Another very unique element of this book is the concept that the characters travel between two worlds that are connected: their own, and that of Darrienia, the world of dreamers. The two are parallel to some extent, but they are separate all the same. The five adventurers have been given the mark of a rune branded on their arms which allow them to travel between the two worlds in order to find different runes that they need to complete their quest. The dork in me is reminded of The Legend of Zelda games, particularly A Link to the Past and Twilight Princess. If you are familiar with those, you understand the concept of two parallel worlds that are geographically the same but different rules apply and different creatures reside. Still, it is a fantastic concept, and I must applaud K. J. Simmill for not only creating an entire realm for the setting, but also an alternate one as well. That, along with the extensive background, shows that she had put an incredible amount of imagination into this, and her use of sensory details in each chapter are superb. You truly feel like you are pulled into this double world!
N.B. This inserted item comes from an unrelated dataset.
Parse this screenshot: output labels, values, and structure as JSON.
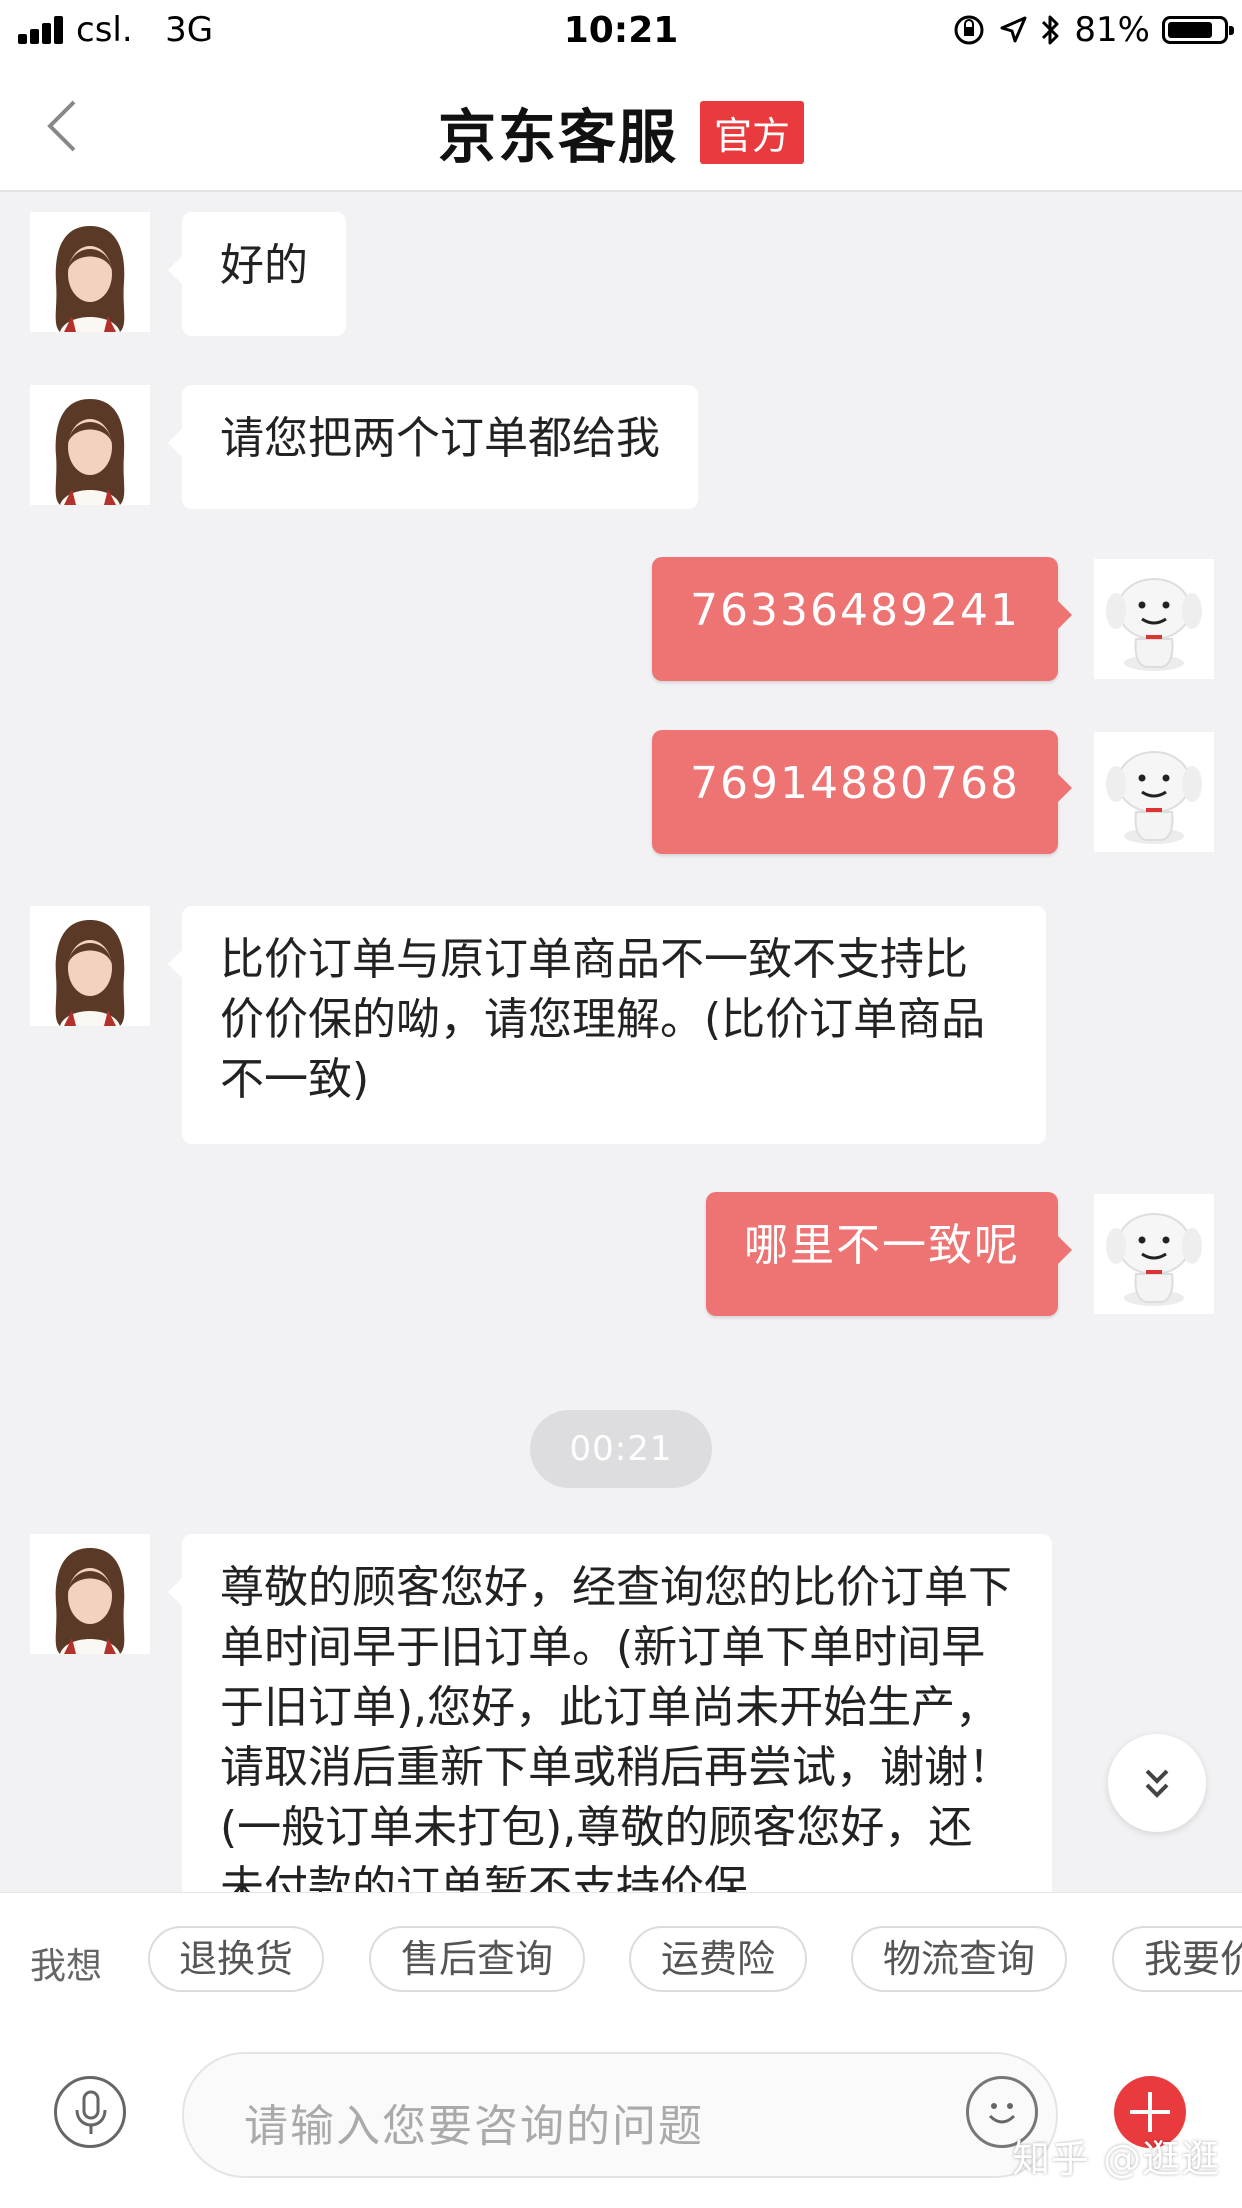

Speaking of the extensive background, which I mentioned before, I will admit that it is a lot to take in and requires pages and pages of details. With that being said, (and add the fact that the story takes its characters on many adventures to find each of the runes, each with its own challenge and hardship) understand that this is a very lengthy book. Like, The Lord of the Rings lengthy. If that’s not your thing, I get it. But, this is a fantasy story in a fantasy world. Stories like these are meant to be epic. It wouldn’t be an adventure if you could read it in one or two days, now would it?
As far as the complexity of the storyline and background are concerned, some may not find this book to be to their liking as it can be confusing. It’s not an easy read. In fact, this is very much like a complicated movie that you’re not going to get everything the first time you watch it. There are those movies in which each time you watch them, you get a little more out of it. This book is like that. Some of you may not like having to read something more than once, especially when reading it once can be time consuming. They way I see it, however, is that I’m getting more bang for my buck. The fantastic thing about it is that reading it a second time will not seem redundant, so you truly are getting your money’s worth by making the purchase.
In conclusion, Darrienia offers us a chance to take an hour out of our busy, routine lives every day and escape into another world where we feel ourselves journeying beside the well written characters. It’s truly the way an adventure should be, and I for one prefer those adventures that last a little while; those adventures that can be experienced more than once without the “been there, done that” feeling. I look forward to going back through the pages of Simmill’s masterpiece a second time just to see what new treasures I can discover!
Bravo to Ms. Simmill, whose Independent Author Book of the Year Award for Outstanding Fantasy is well deserved!